A time of change and upheaval
Jacob Cornelisz and his sons lived in a time of religious change that would affect the entire structure of Amsterdam society. Through the city’s extensive trading connections with Baltic and German ports, Martin Luther’s pamphlet nailed to the church door at Wittenburg in 1517 soon became known. Although the city was still under the rule of the catholic Emperor Charles V who had declared Luther’s ideas heretical, those who adopted them were still tolerated as long as they kept their practices private. As ever in Amsterdam, the city adopted a practical stance: it felt that religious unrest would only disrupt commerce. It was not until 1535, shortly after Jacob Cornelisz’ death, that a group of Anabaptists forced the issue by marching naked across Dam Square. They were condemned to death. That same year a group of Anabaptists occupied the town hall. Civic guards opened fire and in the skirmishes twenty-eight Anabaptists were killed and twelve were captured, condemned to death and cruelly executed. But although this insurgence was quenched, it was only temporary. The times were rapidly and irrevocably changing.
The other Amsterdam today

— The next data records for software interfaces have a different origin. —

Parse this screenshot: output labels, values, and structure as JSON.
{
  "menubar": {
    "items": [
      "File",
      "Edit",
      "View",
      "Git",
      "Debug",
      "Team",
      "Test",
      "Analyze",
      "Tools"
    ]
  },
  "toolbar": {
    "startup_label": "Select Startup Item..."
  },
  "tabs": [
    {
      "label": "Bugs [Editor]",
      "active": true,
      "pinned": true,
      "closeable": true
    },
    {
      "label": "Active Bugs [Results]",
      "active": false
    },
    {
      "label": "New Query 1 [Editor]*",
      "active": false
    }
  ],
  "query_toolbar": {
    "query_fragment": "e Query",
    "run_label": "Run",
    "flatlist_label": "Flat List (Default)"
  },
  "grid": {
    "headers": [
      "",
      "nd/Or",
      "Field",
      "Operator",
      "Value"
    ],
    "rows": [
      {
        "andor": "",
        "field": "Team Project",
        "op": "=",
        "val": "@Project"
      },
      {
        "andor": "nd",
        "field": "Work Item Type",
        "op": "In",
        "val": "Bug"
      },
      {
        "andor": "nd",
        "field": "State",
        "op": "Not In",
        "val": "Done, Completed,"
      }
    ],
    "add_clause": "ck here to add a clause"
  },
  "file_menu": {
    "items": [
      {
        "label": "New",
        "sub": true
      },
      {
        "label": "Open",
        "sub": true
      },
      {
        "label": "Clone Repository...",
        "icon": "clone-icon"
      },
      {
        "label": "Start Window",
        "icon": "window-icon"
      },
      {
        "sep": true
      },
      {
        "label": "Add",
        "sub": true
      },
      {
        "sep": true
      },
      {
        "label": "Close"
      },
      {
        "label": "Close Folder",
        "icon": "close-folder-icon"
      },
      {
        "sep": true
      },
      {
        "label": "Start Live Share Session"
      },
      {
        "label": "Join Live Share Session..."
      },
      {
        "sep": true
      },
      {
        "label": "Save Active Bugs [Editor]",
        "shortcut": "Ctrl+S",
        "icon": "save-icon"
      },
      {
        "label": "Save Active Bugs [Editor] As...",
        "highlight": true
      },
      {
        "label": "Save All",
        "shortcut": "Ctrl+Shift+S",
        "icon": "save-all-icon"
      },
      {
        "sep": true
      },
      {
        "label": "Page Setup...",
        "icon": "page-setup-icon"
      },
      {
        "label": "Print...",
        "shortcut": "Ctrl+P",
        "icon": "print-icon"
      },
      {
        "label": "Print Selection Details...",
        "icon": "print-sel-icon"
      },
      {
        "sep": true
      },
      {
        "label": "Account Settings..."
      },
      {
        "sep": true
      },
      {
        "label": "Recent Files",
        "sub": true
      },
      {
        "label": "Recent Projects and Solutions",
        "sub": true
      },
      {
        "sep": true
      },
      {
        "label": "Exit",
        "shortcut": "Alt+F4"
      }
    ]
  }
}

Did Amsterdam, with the radical turn to Protestantism in 1578, desert the miracle cult that brought the city prosperity in the Middle Ages? Not quite. Although today largely a secular city, the ancient miracle procession was revived in 1881 and has become an annual event attracting pilgrims from all over the country. The music and plays performed along the route in the Middle Ages have gone: today the pilgrims walk in silence. Some of today’s street names, too, still remind us of the miracle city such as St Luciënsteeg (St Lucia’s Alley), after the convent that once stood there, Wijde Kapelsteeg (Wide Chapel Alley), Heiligeweg (Holy Road) and, evocatively, Gebed Zonder End (Prayer Without End), where St Clare’s Convent once stood. And, of course, the art of Jacob Cornelisz which will be discussed in the next post.
Van Oostsanen, de eerste Hollandse Meester at Amsterdam Museum (Amsterdam), d Stedelijk Museum and St Lawrence Church (Alkmaar) until 29 June 2014
- Daantje Meuwissen et al, Van Oostsanen, de Renaissance in Amsterdam en Alkmaar (exhibition catalogue, only available in Dutch), 2014
- S.A.C. Dudoc van Heel, “De schilders Jacob Cornelisz. alias Jacob War en Cornelis Buys uit Oostzaan; hun werkplaatsen in Amsterdam en Alkmaar”, De Nederlandsche Leeuw, 2011
- A.C. de Kruijff, “Gods mirakel machmen sien. Het Mirakel van Amsterdam in woord en beeld in de veertiende, vijftiende en zestiende eeuw”, Jaarboek Amstelodamum 97, 2005
- Kunst voor de Beeldenstorm, Catalogus Rijksmuseum, 1986
- I.H. van Eeghen, “Jacob Cornelisz., Cornelis Anthonisz. en hun familierelaties”, Nederlands Kunsthistorisch Jaarboek, 1986
- Carel van Mander, Het Schilder-Boeck, 1604